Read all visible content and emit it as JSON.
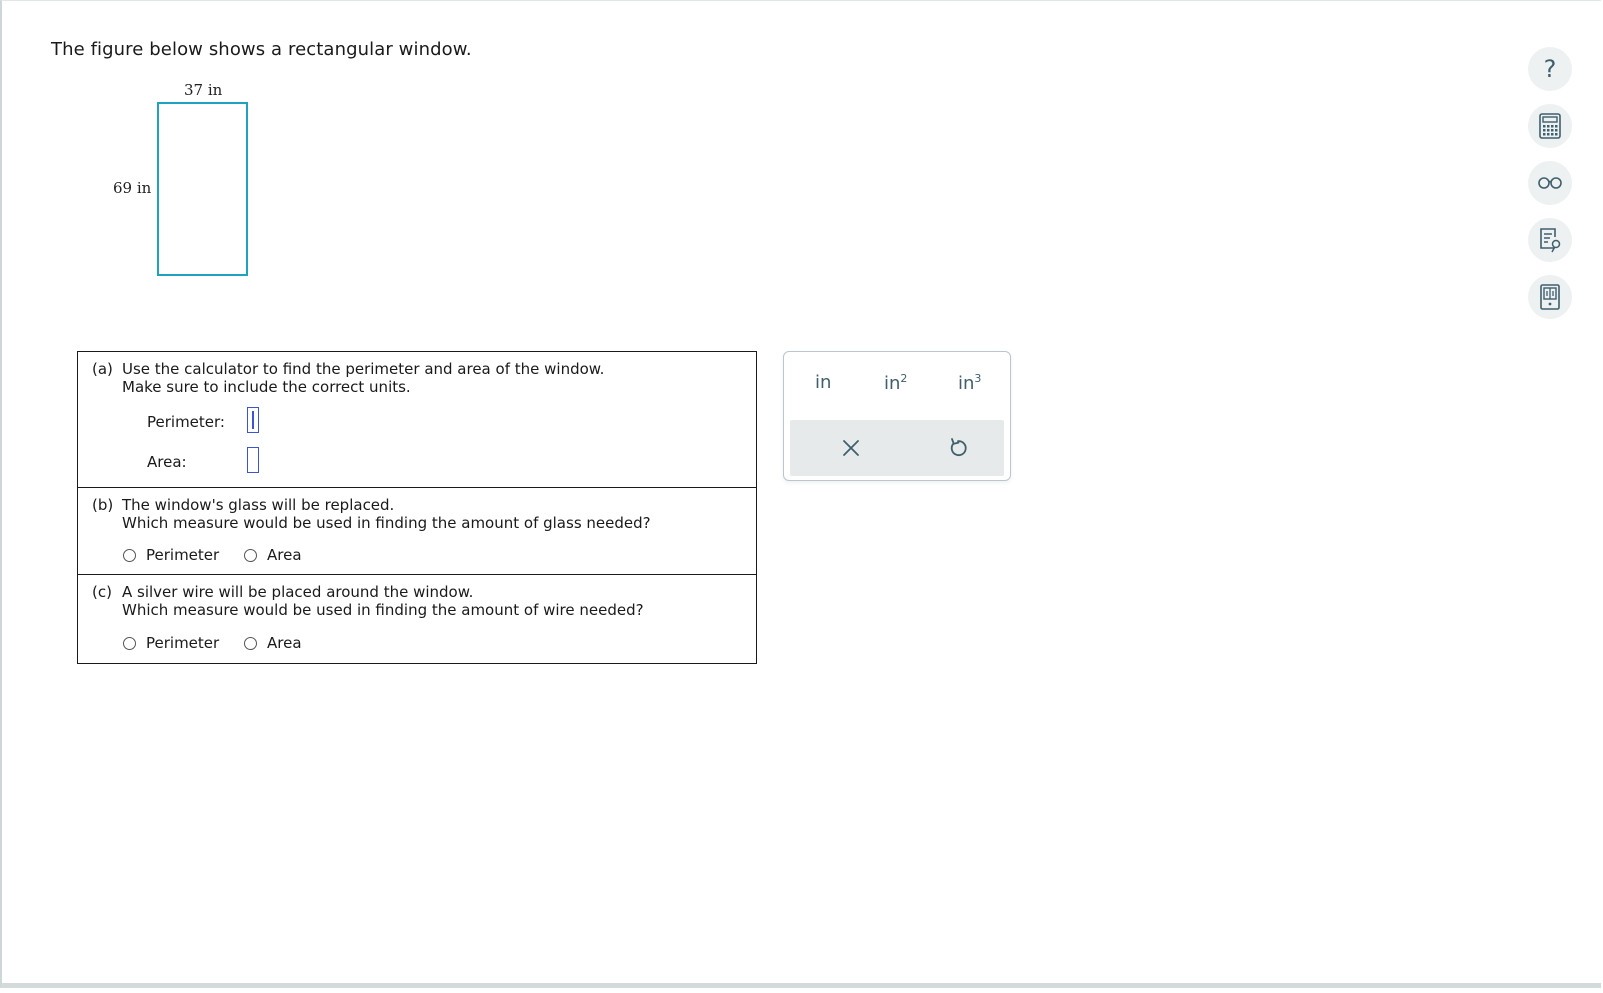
{
  "intro": "The figure below shows a rectangular window.",
  "figure": {
    "width_label": "37 in",
    "height_label": "69 in",
    "stroke_color": "#1fa2bf"
  },
  "part_a": {
    "letter": "(a)",
    "line1": "Use the calculator to find the perimeter and area of the window.",
    "line2": "Make sure to include the correct units.",
    "perimeter_label": "Perimeter:",
    "perimeter_value": "",
    "area_label": "Area:",
    "area_value": ""
  },
  "part_b": {
    "letter": "(b)",
    "line1": "The window's glass will be replaced.",
    "line2": "Which measure would be used in finding the amount of glass needed?",
    "options": [
      "Perimeter",
      "Area"
    ]
  },
  "part_c": {
    "letter": "(c)",
    "line1": "A silver wire will be placed around the window.",
    "line2": "Which measure would be used in finding the amount of wire needed?",
    "options": [
      "Perimeter",
      "Area"
    ]
  },
  "units": {
    "in": "in",
    "in2_base": "in",
    "in2_exp": "2",
    "in3_base": "in",
    "in3_exp": "3"
  },
  "tools": {
    "help": "?"
  },
  "colors": {
    "input_border": "#3b54d6",
    "unit_text": "#3f5f6d",
    "tool_bg": "#edf1f2"
  }
}
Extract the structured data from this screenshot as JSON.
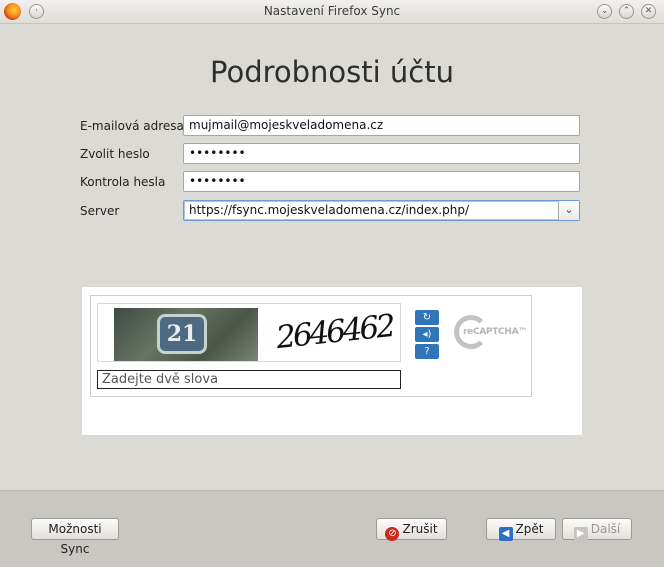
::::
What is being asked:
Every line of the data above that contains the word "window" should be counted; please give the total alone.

Task solution:
4